-- Exercise aim --
All entries must be repeated exactly; do not include the pictures.

■ ■ ■ ■

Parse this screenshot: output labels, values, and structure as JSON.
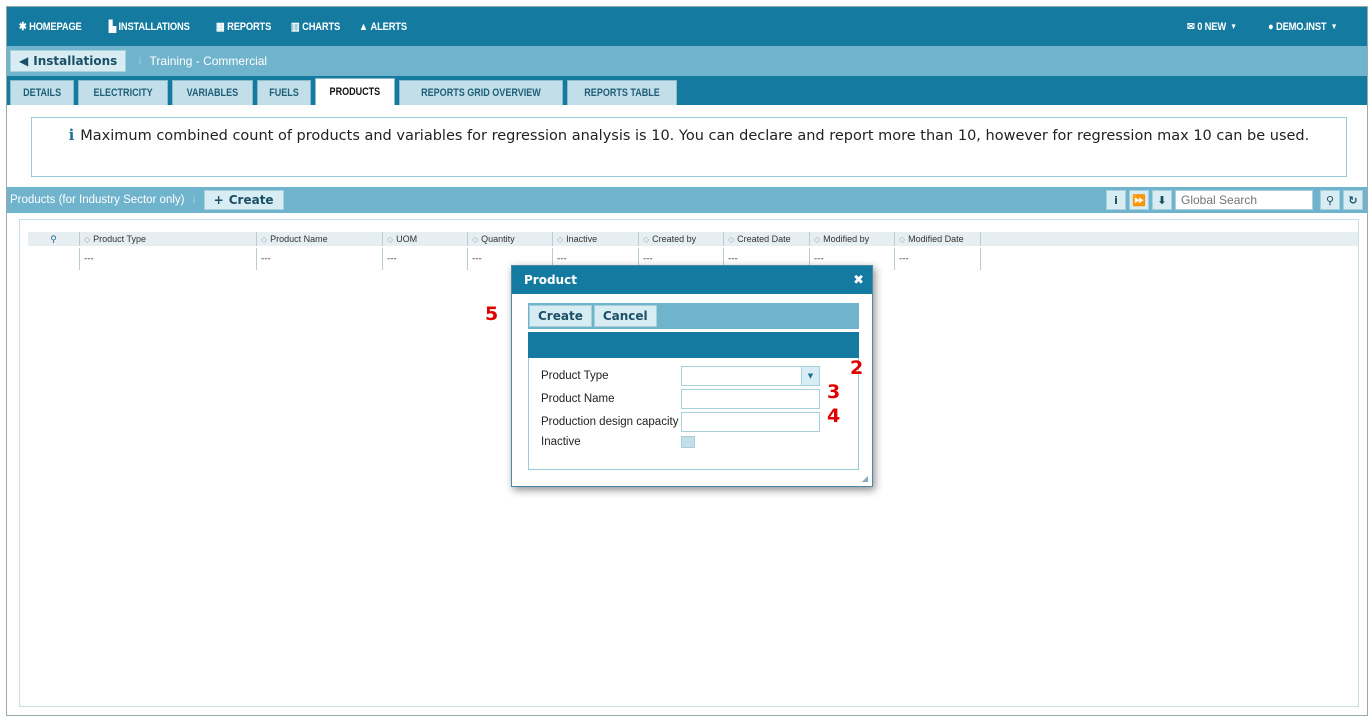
{
  "nav": {
    "items": [
      {
        "icon": "home-icon",
        "glyph": "⌂",
        "label": "HOMEPAGE"
      },
      {
        "icon": "factory-icon",
        "glyph": "▙",
        "label": "INSTALLATIONS"
      },
      {
        "icon": "calendar-icon",
        "glyph": "▦",
        "label": "REPORTS"
      },
      {
        "icon": "chart-icon",
        "glyph": "▥",
        "label": "CHARTS"
      },
      {
        "icon": "warning-icon",
        "glyph": "▲",
        "label": "ALERTS"
      }
    ],
    "messages_label": "0 NEW",
    "user_label": "DEMO.INST"
  },
  "breadcrumb": {
    "back_label": "Installations",
    "current": "Training - Commercial"
  },
  "tabs": [
    {
      "label": "DETAILS",
      "active": false
    },
    {
      "label": "ELECTRICITY",
      "active": false
    },
    {
      "label": "VARIABLES",
      "active": false
    },
    {
      "label": "FUELS",
      "active": false
    },
    {
      "label": "PRODUCTS",
      "active": true
    },
    {
      "label": "REPORTS GRID OVERVIEW",
      "active": false
    },
    {
      "label": "REPORTS TABLE",
      "active": false
    }
  ],
  "info": {
    "text": "Maximum combined count of products and variables for regression analysis is 10. You can declare and report more than 10, however for regression max 10 can be used."
  },
  "grid": {
    "title": "Products (for Industry Sector only)",
    "create_label": "Create",
    "search_placeholder": "Global Search",
    "columns": [
      "Product Type",
      "Product Name",
      "UOM",
      "Quantity",
      "Inactive",
      "Created by",
      "Created Date",
      "Modified by",
      "Modified Date"
    ],
    "row": [
      "---",
      "---",
      "---",
      "---",
      "---",
      "---",
      "---",
      "---",
      "---"
    ]
  },
  "modal": {
    "title": "Product",
    "create_label": "Create",
    "cancel_label": "Cancel",
    "fields": {
      "product_type_label": "Product Type",
      "product_name_label": "Product Name",
      "capacity_label": "Production design capacity",
      "inactive_label": "Inactive"
    }
  },
  "markers": {
    "m2": "2",
    "m3": "3",
    "m4": "4",
    "m5": "5"
  }
}
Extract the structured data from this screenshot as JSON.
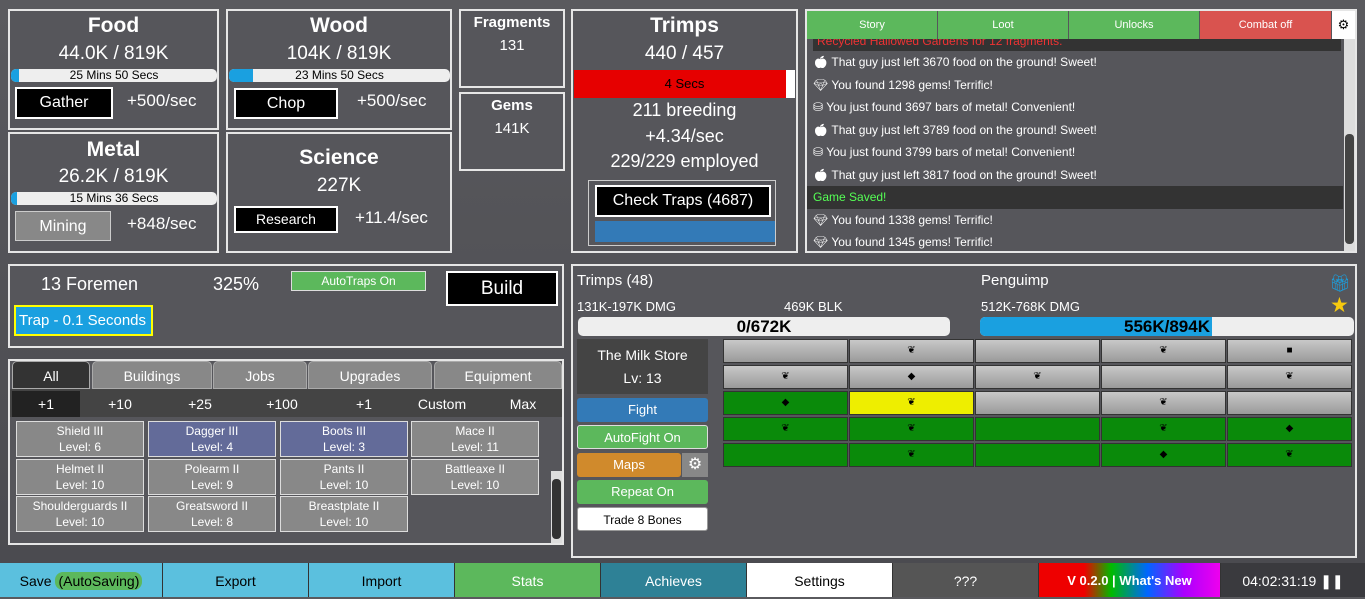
{
  "resources": {
    "food": {
      "title": "Food",
      "amount": "44.0K / 819K",
      "timer": "25 Mins 50 Secs",
      "progress": 0.04,
      "button": "Gather",
      "rate": "+500/sec"
    },
    "wood": {
      "title": "Wood",
      "amount": "104K / 819K",
      "timer": "23 Mins 50 Secs",
      "progress": 0.11,
      "button": "Chop",
      "rate": "+500/sec"
    },
    "metal": {
      "title": "Metal",
      "amount": "26.2K / 819K",
      "timer": "15 Mins 36 Secs",
      "progress": 0.03,
      "button": "Mining",
      "rate": "+848/sec"
    },
    "science": {
      "title": "Science",
      "amount": "227K",
      "button": "Research",
      "rate": "+11.4/sec"
    },
    "fragments": {
      "title": "Fragments",
      "amount": "131"
    },
    "gems": {
      "title": "Gems",
      "amount": "141K"
    }
  },
  "trimps_panel": {
    "title": "Trimps",
    "amount": "440 / 457",
    "breed_timer": "4 Secs",
    "breeding": "211 breeding",
    "rate": "+4.34/sec",
    "employed": "229/229 employed",
    "check_traps": "Check Traps (4687)"
  },
  "log": {
    "tabs": [
      "Story",
      "Loot",
      "Unlocks",
      "Combat off"
    ],
    "settings_icon": "gear-icon",
    "cut_line": "Recycled Hallowed Gardens for 12 fragments.",
    "lines": [
      {
        "icon": "apple",
        "text": "That guy just left 3670 food on the ground! Sweet!"
      },
      {
        "icon": "gem",
        "text": "You found 1298 gems! Terrific!"
      },
      {
        "icon": "metal",
        "text": "You just found 3697 bars of metal! Convenient!"
      },
      {
        "icon": "apple",
        "text": "That guy just left 3789 food on the ground! Sweet!"
      },
      {
        "icon": "metal",
        "text": "You just found 3799 bars of metal! Convenient!"
      },
      {
        "icon": "apple",
        "text": "That guy just left 3817 food on the ground! Sweet!"
      },
      {
        "icon": "",
        "text": "Game Saved!",
        "saved": true
      },
      {
        "icon": "gem",
        "text": "You found 1338 gems! Terrific!"
      },
      {
        "icon": "gem",
        "text": "You found 1345 gems! Terrific!"
      }
    ]
  },
  "build_panel": {
    "foremen": "13 Foremen",
    "percent": "325%",
    "autotraps": "AutoTraps On",
    "build": "Build",
    "trap": "Trap - 0.1 Seconds"
  },
  "shop": {
    "tabs": [
      "All",
      "Buildings",
      "Jobs",
      "Upgrades",
      "Equipment"
    ],
    "amounts": [
      "+1",
      "+10",
      "+25",
      "+100",
      "+1",
      "Custom",
      "Max"
    ],
    "items": [
      {
        "name": "Shield III",
        "level": "Level: 6",
        "style": "normal"
      },
      {
        "name": "Dagger III",
        "level": "Level: 4",
        "style": "blue"
      },
      {
        "name": "Boots III",
        "level": "Level: 3",
        "style": "blue"
      },
      {
        "name": "Mace II",
        "level": "Level: 11",
        "style": "normal"
      },
      {
        "name": "Helmet II",
        "level": "Level: 10",
        "style": "normal"
      },
      {
        "name": "Polearm II",
        "level": "Level: 9",
        "style": "normal"
      },
      {
        "name": "Pants II",
        "level": "Level: 10",
        "style": "normal"
      },
      {
        "name": "Battleaxe II",
        "level": "Level: 10",
        "style": "normal"
      },
      {
        "name": "Shoulderguards II",
        "level": "Level: 10",
        "style": "normal"
      },
      {
        "name": "Greatsword II",
        "level": "Level: 8",
        "style": "normal"
      },
      {
        "name": "Breastplate II",
        "level": "Level: 10",
        "style": "normal"
      }
    ]
  },
  "battle": {
    "trimps": {
      "title": "Trimps (48)",
      "dmg": "131K-197K DMG",
      "blk": "469K BLK",
      "health": "0/672K",
      "health_fill": 0.0
    },
    "enemy": {
      "title": "Penguimp",
      "dmg": "512K-768K DMG",
      "health": "556K/894K",
      "health_fill": 0.62
    },
    "map": {
      "name": "The Milk Store",
      "level": "Lv: 13"
    },
    "buttons": {
      "fight": "Fight",
      "autofight": "AutoFight On",
      "maps": "Maps",
      "repeat": "Repeat On",
      "trade": "Trade 8 Bones"
    },
    "grid": [
      [
        "gray",
        "gray:leaf",
        "gray",
        "gray:leaf",
        "gray:cube"
      ],
      [
        "gray:leaf",
        "gray:gem",
        "gray:leaf",
        "gray",
        "gray:leaf"
      ],
      [
        "green:gem",
        "yellow:leaf",
        "gray",
        "gray:leaf",
        "gray"
      ],
      [
        "green:leaf",
        "green:leaf",
        "green",
        "green:leaf",
        "green:gem"
      ],
      [
        "green",
        "green:leaf",
        "green",
        "green:gem",
        "green:leaf"
      ]
    ]
  },
  "bottom": {
    "save": "Save",
    "autosaving": "(AutoSaving)",
    "export": "Export",
    "import": "Import",
    "stats": "Stats",
    "achieves": "Achieves",
    "settings": "Settings",
    "unknown": "???",
    "version": "V 0.2.0 | What's New",
    "clock": "04:02:31:19"
  },
  "colors": {
    "accent_blue": "#1aa0e0",
    "red": "#e60000",
    "green": "#2e9e2e",
    "log_tab_green": "#5cb85c",
    "log_tab_red": "#d9534f"
  }
}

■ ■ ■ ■

-- The completed task --
Parse this screenshot: output labels, values, and structure as JSON.
{
  "nav": {
    "items": [
      {
        "icon": "home-icon",
        "glyph": "⌂",
        "label": "HOMEPAGE"
      },
      {
        "icon": "factory-icon",
        "glyph": "▙",
        "label": "INSTALLATIONS"
      },
      {
        "icon": "calendar-icon",
        "glyph": "▦",
        "label": "REPORTS"
      },
      {
        "icon": "chart-icon",
        "glyph": "▥",
        "label": "CHARTS"
      },
      {
        "icon": "warning-icon",
        "glyph": "▲",
        "label": "ALERTS"
      }
    ],
    "messages_label": "0 NEW",
    "user_label": "DEMO.INST"
  },
  "breadcrumb": {
    "back_label": "Installations",
    "current": "Training - Commercial"
  },
  "tabs": [
    {
      "label": "DETAILS",
      "active": false
    },
    {
      "label": "ELECTRICITY",
      "active": false
    },
    {
      "label": "VARIABLES",
      "active": false
    },
    {
      "label": "FUELS",
      "active": false
    },
    {
      "label": "PRODUCTS",
      "active": true
    },
    {
      "label": "REPORTS GRID OVERVIEW",
      "active": false
    },
    {
      "label": "REPORTS TABLE",
      "active": false
    }
  ],
  "info": {
    "text": "Maximum combined count of products and variables for regression analysis is 10. You can declare and report more than 10, however for regression max 10 can be used."
  },
  "grid": {
    "title": "Products (for Industry Sector only)",
    "create_label": "Create",
    "search_placeholder": "Global Search",
    "columns": [
      "Product Type",
      "Product Name",
      "UOM",
      "Quantity",
      "Inactive",
      "Created by",
      "Created Date",
      "Modified by",
      "Modified Date"
    ],
    "row": [
      "---",
      "---",
      "---",
      "---",
      "---",
      "---",
      "---",
      "---",
      "---"
    ]
  },
  "modal": {
    "title": "Product",
    "create_label": "Create",
    "cancel_label": "Cancel",
    "fields": {
      "product_type_label": "Product Type",
      "product_name_label": "Product Name",
      "capacity_label": "Production design capacity",
      "inactive_label": "Inactive"
    }
  },
  "markers": {
    "m2": "2",
    "m3": "3",
    "m4": "4",
    "m5": "5"
  }
}
Extract the structured data from this screenshot as JSON.
{
  "resources": {
    "food": {
      "title": "Food",
      "amount": "44.0K / 819K",
      "timer": "25 Mins 50 Secs",
      "progress": 0.04,
      "button": "Gather",
      "rate": "+500/sec"
    },
    "wood": {
      "title": "Wood",
      "amount": "104K / 819K",
      "timer": "23 Mins 50 Secs",
      "progress": 0.11,
      "button": "Chop",
      "rate": "+500/sec"
    },
    "metal": {
      "title": "Metal",
      "amount": "26.2K / 819K",
      "timer": "15 Mins 36 Secs",
      "progress": 0.03,
      "button": "Mining",
      "rate": "+848/sec"
    },
    "science": {
      "title": "Science",
      "amount": "227K",
      "button": "Research",
      "rate": "+11.4/sec"
    },
    "fragments": {
      "title": "Fragments",
      "amount": "131"
    },
    "gems": {
      "title": "Gems",
      "amount": "141K"
    }
  },
  "trimps_panel": {
    "title": "Trimps",
    "amount": "440 / 457",
    "breed_timer": "4 Secs",
    "breeding": "211 breeding",
    "rate": "+4.34/sec",
    "employed": "229/229 employed",
    "check_traps": "Check Traps (4687)"
  },
  "log": {
    "tabs": [
      "Story",
      "Loot",
      "Unlocks",
      "Combat off"
    ],
    "settings_icon": "gear-icon",
    "cut_line": "Recycled Hallowed Gardens for 12 fragments.",
    "lines": [
      {
        "icon": "apple",
        "text": "That guy just left 3670 food on the ground! Sweet!"
      },
      {
        "icon": "gem",
        "text": "You found 1298 gems! Terrific!"
      },
      {
        "icon": "metal",
        "text": "You just found 3697 bars of metal! Convenient!"
      },
      {
        "icon": "apple",
        "text": "That guy just left 3789 food on the ground! Sweet!"
      },
      {
        "icon": "metal",
        "text": "You just found 3799 bars of metal! Convenient!"
      },
      {
        "icon": "apple",
        "text": "That guy just left 3817 food on the ground! Sweet!"
      },
      {
        "icon": "",
        "text": "Game Saved!",
        "saved": true
      },
      {
        "icon": "gem",
        "text": "You found 1338 gems! Terrific!"
      },
      {
        "icon": "gem",
        "text": "You found 1345 gems! Terrific!"
      }
    ]
  },
  "build_panel": {
    "foremen": "13 Foremen",
    "percent": "325%",
    "autotraps": "AutoTraps On",
    "build": "Build",
    "trap": "Trap - 0.1 Seconds"
  },
  "shop": {
    "tabs": [
      "All",
      "Buildings",
      "Jobs",
      "Upgrades",
      "Equipment"
    ],
    "amounts": [
      "+1",
      "+10",
      "+25",
      "+100",
      "+1",
      "Custom",
      "Max"
    ],
    "items": [
      {
        "name": "Shield III",
        "level": "Level: 6",
        "style": "normal"
      },
      {
        "name": "Dagger III",
        "level": "Level: 4",
        "style": "blue"
      },
      {
        "name": "Boots III",
        "level": "Level: 3",
        "style": "blue"
      },
      {
        "name": "Mace II",
        "level": "Level: 11",
        "style": "normal"
      },
      {
        "name": "Helmet II",
        "level": "Level: 10",
        "style": "normal"
      },
      {
        "name": "Polearm II",
        "level": "Level: 9",
        "style": "normal"
      },
      {
        "name": "Pants II",
        "level": "Level: 10",
        "style": "normal"
      },
      {
        "name": "Battleaxe II",
        "level": "Level: 10",
        "style": "normal"
      },
      {
        "name": "Shoulderguards II",
        "level": "Level: 10",
        "style": "normal"
      },
      {
        "name": "Greatsword II",
        "level": "Level: 8",
        "style": "normal"
      },
      {
        "name": "Breastplate II",
        "level": "Level: 10",
        "style": "normal"
      }
    ]
  },
  "battle": {
    "trimps": {
      "title": "Trimps (48)",
      "dmg": "131K-197K DMG",
      "blk": "469K BLK",
      "health": "0/672K",
      "health_fill": 0.0
    },
    "enemy": {
      "title": "Penguimp",
      "dmg": "512K-768K DMG",
      "health": "556K/894K",
      "health_fill": 0.62
    },
    "map": {
      "name": "The Milk Store",
      "level": "Lv: 13"
    },
    "buttons": {
      "fight": "Fight",
      "autofight": "AutoFight On",
      "maps": "Maps",
      "repeat": "Repeat On",
      "trade": "Trade 8 Bones"
    },
    "grid": [
      [
        "gray",
        "gray:leaf",
        "gray",
        "gray:leaf",
        "gray:cube"
      ],
      [
        "gray:leaf",
        "gray:gem",
        "gray:leaf",
        "gray",
        "gray:leaf"
      ],
      [
        "green:gem",
        "yellow:leaf",
        "gray",
        "gray:leaf",
        "gray"
      ],
      [
        "green:leaf",
        "green:leaf",
        "green",
        "green:leaf",
        "green:gem"
      ],
      [
        "green",
        "green:leaf",
        "green",
        "green:gem",
        "green:leaf"
      ]
    ]
  },
  "bottom": {
    "save": "Save",
    "autosaving": "(AutoSaving)",
    "export": "Export",
    "import": "Import",
    "stats": "Stats",
    "achieves": "Achieves",
    "settings": "Settings",
    "unknown": "???",
    "version": "V 0.2.0 | What's New",
    "clock": "04:02:31:19"
  },
  "colors": {
    "accent_blue": "#1aa0e0",
    "red": "#e60000",
    "green": "#2e9e2e",
    "log_tab_green": "#5cb85c",
    "log_tab_red": "#d9534f"
  }
}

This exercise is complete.